Conversations with your ex concerning the house, finance and most importantly the children are inevitable at some point.

These conversations arise at a time when emotionally, we are not best placed to hear what needs to be said.

Divorce can often result from a breakdown in communication that has been building for some time, coupled with other relationship difficulties.

Below are some tips to consider when communicating with your ex:


  • How do you know when someone is listening to you?
  • How do you listen?
  • What are the optimum conditions for you to listen fully?
  • If you are upset, frustrated, or angry, your listening skills will be impaired.
  • If you find yourself thinking about something else or how you might respond whilst others are still talking, you have stopped listening fully
  • Try to keep your focus on what is being said
  • Ensure that the time is convenient for you both to talk. If one of you needs to get away then your focus will not be on the present situation.

Once the other person has stopped talking.


  • To make sure you have fully understood, e.g. “Ok so what I heard you say was……………”
  • It is not unusual to miss important points during ‘emotional’ conversations, especially with your ex.
  • Keep checking until you fully understand what has been said.     


  • Take a moment to reflect on what’s been said.
  • You might need more time, try not to feel pressured into making your reply immediately.
  • Rearrange another time, convenient to you both to continue the conversation if you need more time.

Once you have considered your response


Try to

  • Use ‘I’ Statements, e.g. “I think, I feel”
  • Consider your ex’s position, put yourself in their shoes.
  • Keep calm-it’s easy for things to escalate.
  • Consider your children’s needs.
  • Seek help if you are struggling. Consider a relationship therapist or mediator.
  • Check that your ex has understood, “can you please repeat back what you’ve heard?”

Some final points to consider:

What you’re going through is tough.
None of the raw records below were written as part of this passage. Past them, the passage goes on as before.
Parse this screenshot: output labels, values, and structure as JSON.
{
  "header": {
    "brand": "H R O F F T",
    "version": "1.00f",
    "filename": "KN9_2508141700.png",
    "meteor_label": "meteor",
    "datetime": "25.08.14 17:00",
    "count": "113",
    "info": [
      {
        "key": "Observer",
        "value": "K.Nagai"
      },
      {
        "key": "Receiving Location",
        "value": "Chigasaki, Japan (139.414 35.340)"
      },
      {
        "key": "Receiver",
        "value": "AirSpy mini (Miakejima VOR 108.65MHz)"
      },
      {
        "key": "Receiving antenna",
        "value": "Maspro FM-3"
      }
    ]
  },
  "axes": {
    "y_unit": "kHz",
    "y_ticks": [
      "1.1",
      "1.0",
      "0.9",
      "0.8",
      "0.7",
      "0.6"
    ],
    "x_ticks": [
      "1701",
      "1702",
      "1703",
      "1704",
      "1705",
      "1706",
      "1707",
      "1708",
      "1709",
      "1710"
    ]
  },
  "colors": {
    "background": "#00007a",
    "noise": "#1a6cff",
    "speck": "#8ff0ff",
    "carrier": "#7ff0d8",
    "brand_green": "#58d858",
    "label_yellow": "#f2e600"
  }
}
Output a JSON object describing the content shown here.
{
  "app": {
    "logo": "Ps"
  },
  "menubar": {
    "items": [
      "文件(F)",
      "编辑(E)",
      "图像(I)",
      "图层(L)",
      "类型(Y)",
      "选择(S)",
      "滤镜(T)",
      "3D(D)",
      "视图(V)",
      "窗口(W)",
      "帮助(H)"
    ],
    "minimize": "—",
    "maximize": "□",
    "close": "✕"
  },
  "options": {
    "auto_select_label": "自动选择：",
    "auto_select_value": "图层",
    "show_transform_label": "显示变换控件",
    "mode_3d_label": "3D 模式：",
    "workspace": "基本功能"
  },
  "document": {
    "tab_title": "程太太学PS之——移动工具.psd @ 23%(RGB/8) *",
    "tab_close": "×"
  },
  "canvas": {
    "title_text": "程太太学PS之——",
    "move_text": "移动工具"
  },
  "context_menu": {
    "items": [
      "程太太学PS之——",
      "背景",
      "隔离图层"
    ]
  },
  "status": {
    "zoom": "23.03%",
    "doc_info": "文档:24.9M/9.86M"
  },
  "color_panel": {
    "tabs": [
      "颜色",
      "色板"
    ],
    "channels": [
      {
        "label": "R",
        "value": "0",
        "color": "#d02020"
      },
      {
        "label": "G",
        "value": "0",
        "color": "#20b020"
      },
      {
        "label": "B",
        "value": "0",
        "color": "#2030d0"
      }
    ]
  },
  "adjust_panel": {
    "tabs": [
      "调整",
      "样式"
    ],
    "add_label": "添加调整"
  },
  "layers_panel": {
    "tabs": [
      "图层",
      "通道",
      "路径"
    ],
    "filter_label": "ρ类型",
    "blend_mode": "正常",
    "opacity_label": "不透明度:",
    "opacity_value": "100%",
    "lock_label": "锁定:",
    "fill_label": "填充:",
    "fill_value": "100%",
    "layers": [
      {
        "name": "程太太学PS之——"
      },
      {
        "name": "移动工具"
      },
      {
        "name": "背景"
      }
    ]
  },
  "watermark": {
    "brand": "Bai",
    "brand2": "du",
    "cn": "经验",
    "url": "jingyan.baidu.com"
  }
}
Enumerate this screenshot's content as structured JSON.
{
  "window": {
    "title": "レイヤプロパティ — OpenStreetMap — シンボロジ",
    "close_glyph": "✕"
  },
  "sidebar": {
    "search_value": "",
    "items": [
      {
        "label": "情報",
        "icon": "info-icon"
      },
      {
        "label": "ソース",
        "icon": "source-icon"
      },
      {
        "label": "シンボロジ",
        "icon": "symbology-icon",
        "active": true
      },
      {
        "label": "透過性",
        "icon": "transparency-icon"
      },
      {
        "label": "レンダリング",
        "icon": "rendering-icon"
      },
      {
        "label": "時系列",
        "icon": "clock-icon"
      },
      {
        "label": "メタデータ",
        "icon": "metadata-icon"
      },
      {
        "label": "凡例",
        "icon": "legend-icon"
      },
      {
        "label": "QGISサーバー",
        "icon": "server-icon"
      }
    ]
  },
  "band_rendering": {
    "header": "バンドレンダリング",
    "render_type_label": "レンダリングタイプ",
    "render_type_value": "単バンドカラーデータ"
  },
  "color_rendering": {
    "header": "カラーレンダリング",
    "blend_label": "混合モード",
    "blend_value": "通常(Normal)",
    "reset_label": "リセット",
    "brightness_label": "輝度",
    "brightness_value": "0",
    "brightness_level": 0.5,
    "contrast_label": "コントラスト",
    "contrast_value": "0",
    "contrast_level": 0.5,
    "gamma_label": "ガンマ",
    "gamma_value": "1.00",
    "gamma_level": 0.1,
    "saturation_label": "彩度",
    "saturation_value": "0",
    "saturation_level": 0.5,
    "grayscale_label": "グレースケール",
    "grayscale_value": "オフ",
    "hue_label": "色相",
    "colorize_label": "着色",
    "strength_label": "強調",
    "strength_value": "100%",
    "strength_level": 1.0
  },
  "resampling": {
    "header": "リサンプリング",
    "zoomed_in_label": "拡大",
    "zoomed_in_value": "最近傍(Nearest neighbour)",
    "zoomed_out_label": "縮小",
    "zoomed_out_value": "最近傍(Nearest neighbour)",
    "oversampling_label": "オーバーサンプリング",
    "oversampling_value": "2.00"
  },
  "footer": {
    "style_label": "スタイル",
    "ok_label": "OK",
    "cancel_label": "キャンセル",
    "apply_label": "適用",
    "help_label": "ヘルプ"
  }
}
You will at times feel very emotional and having a rational, calm conversation with your ex is probably the last thing you want to do.

Remember, no one can be made to do anything that they don’t want to, try to offer suggestions rather than make demands.

Control ‘your end’ of the conversation (AND the behaviour that goes with it) and be the best listener you can be, for the sake of your children.


An Advisers View

I have advised many clients going through a divorce, on occasion following the divorce I have continued to advise both husband and wife separately.  Whilst the outcomes of the divorce from a financial view have been varied and specific to each clients circumstances it has been the process that has had the biggest impact from an emotional and personal wellbeing perspective.  I am not really there to provide support at this level but one cannot help but be drawn in and sympathetic to the feelings of longstanding clients.

The clients that have fared better from an emotional standpoint have been those that have divorced through a collaborative process.  Through this route all the discussions have been carried out face to face with both individuals having the support of their legal advisers within the 4-way meetings.  There have been difficult discussions but they have never been in doubt as to what their aims were and where there was conflict it was in the open with a full and frank discussion.  Whilst this has an emotional price, once the agreement was reached they could move on with a continued respect for each other.

Whilst some who have divorced through the ‘traditional’ adversarial approach have come though relatively unscathed others have not fared as well.  The uncertainty as to what their former spouse is thinking or what they are going to ask for next weighs heavy on them.  The financial outcomes may be similar in the end but the respect has gone and there is very little chance of any ongoing civility in communications.  This causes further problems where children are adversely effected.

Any couple who have gone through a divorce will say it is not easy but there are definitely some ways that are easier than others in terms of the emotional price paid.  Collaborative may not be suitable for all but it is certainly worth a look.